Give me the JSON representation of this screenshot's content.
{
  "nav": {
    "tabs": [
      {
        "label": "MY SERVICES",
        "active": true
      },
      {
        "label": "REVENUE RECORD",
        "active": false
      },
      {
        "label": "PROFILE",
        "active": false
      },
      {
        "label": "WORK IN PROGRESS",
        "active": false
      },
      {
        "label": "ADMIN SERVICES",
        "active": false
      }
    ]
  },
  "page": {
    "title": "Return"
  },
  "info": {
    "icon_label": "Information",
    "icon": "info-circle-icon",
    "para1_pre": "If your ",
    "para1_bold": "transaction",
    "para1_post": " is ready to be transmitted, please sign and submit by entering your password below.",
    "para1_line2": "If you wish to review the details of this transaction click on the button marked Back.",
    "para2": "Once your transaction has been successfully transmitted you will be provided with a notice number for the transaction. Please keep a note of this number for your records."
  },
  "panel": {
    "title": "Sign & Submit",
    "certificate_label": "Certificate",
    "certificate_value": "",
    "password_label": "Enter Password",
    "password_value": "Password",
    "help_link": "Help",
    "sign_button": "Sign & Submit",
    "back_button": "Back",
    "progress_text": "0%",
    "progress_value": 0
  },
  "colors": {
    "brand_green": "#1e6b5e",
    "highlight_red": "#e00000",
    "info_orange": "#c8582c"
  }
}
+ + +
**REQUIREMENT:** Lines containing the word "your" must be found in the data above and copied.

**WRITTEN ANSWER:**
    "para1_pre": "If your ",
    "para1_post": " is ready to be transmitted, please sign and submit by entering your password below.",
    "para2": "Once your transaction has been successfully transmitted you will be provided with a notice number for the transaction. Please keep a note of this number for your records."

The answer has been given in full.